This section of the book is from the "Introduction To Public Finance" book, by Carl Copping Plehn.
Governments may borrow money in almost any of the ways which an individual may use. These different forms can be bestmade clear in connection with their classification.The principles upon which acorrect classification should be built arethose developed in the preceding chapter. Public debts are forms of public credit, and the kind of credit upon which each debt is based should be shown in the classification. Some light can be thrown on the different forms of debt by a review of the older classifications. One of the commonest distinctions is that between funded and floating debts. Originally this distinction was very simple, and correspondingly useful. In the words of Adam Smith : "Nations, like private men, have generally begunto borrow upon what may be called personal credit, without assigning or mortgaging any particular fund for the payment of the debt ; and when this resource has failed them, they have gone on to borrow upon assignments or mortgages of particular funds." The first of these is the unfunded debt, the other is the funded debt.1 But although these terms are still in common. use, the meaning attributed to them has so entirely changed, that to-day the so-called floating or unfunded debt consists, in large part, of outstanding claims upon very definite revenues, while it is often the case that no particular fund or source of revenue is directly pledged for the payment of the so-called funded debt. Hence it is that Professor Cohn treats Smith's grounds of distinction as antiquated, and saysthat the real distinction is found in the fact that the funded debts are those of longer duration, and the floating debts those of shorter duration, "although," he adds, "different causes and purposes of credit lie behind the difference in duration."2 The most elaborate attempt to explain the modern uses of these terms is that of Wagner. As it is so complete, it is well worth summarising here. Funded and floating debts can be distinguished by the following characteristics, which are more or less clearly recognisable in the different cases : (1) The purpose of the loan — floating debts are generally for rapidly passing needs, especially for the payment of the current dues of the treasury ; funded debts are to supply the capital for permanent needs of the civic household ; (2) continuance of the debt — together with the former characteristic, relatively shorter continuance of floating debts, at least in intention; longer continuance of funded ;
1 Wealth of Nations, V., III.
2 Finanzwissenschaft, p. 767.
(3) the legal conditions of repayment — in the case of floating debts the different items are repayable at sight or within a comparatively short period ; in that of the funded, the creditor has a more limited control over the principal, the debtor (the State) being bound to repayment according to a fixed plan for amortisation, or making no agreement as to the repayment of the principal.

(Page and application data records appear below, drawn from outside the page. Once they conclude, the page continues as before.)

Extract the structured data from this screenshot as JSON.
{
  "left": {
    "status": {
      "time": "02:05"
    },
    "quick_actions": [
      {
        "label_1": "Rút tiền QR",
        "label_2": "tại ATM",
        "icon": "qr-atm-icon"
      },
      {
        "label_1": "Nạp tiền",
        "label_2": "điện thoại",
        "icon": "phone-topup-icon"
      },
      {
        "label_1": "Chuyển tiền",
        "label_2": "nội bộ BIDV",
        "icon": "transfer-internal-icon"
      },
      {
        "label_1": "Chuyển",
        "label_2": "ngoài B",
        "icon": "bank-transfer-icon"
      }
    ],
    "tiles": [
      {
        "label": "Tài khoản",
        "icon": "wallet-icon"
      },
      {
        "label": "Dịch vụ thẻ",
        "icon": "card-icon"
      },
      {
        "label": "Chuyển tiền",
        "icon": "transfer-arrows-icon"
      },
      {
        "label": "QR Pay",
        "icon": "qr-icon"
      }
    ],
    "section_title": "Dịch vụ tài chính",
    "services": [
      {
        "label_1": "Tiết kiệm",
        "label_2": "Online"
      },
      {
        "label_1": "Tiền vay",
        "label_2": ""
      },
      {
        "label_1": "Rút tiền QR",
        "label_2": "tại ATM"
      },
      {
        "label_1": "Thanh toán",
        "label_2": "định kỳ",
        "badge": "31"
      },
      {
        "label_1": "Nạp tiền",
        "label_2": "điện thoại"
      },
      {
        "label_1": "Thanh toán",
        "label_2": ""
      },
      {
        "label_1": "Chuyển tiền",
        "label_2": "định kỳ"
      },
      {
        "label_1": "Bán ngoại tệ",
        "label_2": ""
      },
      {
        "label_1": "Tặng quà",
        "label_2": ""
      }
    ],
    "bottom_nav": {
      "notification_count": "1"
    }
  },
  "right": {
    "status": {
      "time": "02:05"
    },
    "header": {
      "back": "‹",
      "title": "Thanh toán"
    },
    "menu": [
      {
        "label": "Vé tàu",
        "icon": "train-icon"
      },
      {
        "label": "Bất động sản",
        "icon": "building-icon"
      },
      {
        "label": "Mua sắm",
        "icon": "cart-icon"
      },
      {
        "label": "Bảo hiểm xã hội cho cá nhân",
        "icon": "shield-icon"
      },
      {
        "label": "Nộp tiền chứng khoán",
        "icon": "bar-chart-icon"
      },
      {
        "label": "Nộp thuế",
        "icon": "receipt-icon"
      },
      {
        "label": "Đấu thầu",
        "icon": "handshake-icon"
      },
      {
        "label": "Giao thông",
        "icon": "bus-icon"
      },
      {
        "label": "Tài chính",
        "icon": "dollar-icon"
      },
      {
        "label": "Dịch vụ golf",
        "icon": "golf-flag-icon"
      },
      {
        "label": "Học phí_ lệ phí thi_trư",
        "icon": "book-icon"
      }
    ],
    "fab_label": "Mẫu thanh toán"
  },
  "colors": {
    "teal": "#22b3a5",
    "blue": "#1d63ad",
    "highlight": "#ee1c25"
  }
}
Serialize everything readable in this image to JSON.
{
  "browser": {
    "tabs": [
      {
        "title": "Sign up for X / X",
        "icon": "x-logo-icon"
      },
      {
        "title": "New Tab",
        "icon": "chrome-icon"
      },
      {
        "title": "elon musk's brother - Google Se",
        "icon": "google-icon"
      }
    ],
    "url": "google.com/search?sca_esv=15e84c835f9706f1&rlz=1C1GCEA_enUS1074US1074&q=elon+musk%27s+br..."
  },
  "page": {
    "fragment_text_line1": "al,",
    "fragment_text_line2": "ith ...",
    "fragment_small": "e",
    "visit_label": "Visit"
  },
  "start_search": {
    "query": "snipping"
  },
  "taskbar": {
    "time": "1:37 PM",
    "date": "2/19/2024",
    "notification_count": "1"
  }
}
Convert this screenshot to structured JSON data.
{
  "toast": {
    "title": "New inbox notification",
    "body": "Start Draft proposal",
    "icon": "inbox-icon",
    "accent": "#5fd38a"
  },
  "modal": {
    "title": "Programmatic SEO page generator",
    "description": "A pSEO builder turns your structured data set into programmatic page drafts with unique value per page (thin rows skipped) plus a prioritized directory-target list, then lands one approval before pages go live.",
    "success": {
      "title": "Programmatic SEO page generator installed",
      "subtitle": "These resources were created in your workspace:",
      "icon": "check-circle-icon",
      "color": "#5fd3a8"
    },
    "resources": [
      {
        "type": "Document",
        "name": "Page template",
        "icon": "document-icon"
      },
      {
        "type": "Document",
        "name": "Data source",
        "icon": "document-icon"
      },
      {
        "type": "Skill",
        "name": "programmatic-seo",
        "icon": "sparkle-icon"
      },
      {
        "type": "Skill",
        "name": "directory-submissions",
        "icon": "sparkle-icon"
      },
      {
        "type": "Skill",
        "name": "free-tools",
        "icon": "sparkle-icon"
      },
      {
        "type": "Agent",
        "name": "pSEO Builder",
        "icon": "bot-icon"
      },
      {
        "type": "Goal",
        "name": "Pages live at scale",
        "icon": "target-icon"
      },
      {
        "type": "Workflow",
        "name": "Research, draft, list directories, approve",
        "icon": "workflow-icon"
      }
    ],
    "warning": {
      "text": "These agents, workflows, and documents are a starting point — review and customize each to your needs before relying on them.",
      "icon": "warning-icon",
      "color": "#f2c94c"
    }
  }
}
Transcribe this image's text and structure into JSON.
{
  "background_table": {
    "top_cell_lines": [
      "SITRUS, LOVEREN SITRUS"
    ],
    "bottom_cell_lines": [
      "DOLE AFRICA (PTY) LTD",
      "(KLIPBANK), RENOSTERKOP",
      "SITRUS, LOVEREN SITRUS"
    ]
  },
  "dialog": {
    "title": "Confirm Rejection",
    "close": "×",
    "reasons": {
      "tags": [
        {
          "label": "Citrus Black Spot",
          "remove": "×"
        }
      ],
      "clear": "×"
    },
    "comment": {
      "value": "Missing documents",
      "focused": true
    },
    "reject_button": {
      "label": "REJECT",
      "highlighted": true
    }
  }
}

This last is regarded as the essential test.1
The difficulty found in drawing a sharp line between these two classes arises from the fact that the distinction is at best purely an arbitrary one. It may differ from State to State, or from time to time in the same State, according to the temporary whim of the public official or statistician. The terms are relative ones. By a floating debt is generally meant one that is regarded by the person using the term as a temporary one. One official will call any debt temporary, or a floating debt, which has three, five, or even ten years to run ; while another will refuse the term to any debt that is to run longer than six months or a year. Strictly speaking, the term floating debt ought never to be applied to any debt that is, on the face of it, to run beyond the end of the fiscal year next succeeding that in which it is created.
1 Most writers make use of these terms ; few have defined them so accurately as Wagner. For example : Adams, Public Debts, p. 147, concedes the term floating debt only to those in which the government retains the right to investigate each particular claim. This necessitates a new class of "temporary debts," consisting of treasurer's notes, bills of exchequer, and the like. Nothing would seem to be gained by this distinction.
But there is no established custom for such a limitation. In trying to draw a sharp line between these two classes we meet with the same difficulty that we met in attempting to distinguish between direct and indirect taxes. But we have even less to go upon. Official, statutory, and scientific usage varies so much that nothing is gained by attempting to collate all the meanings. Even for the most general scientific purposes, therefore, these terms are of little value, and for the purposes of classification the distinction is absolutely useless.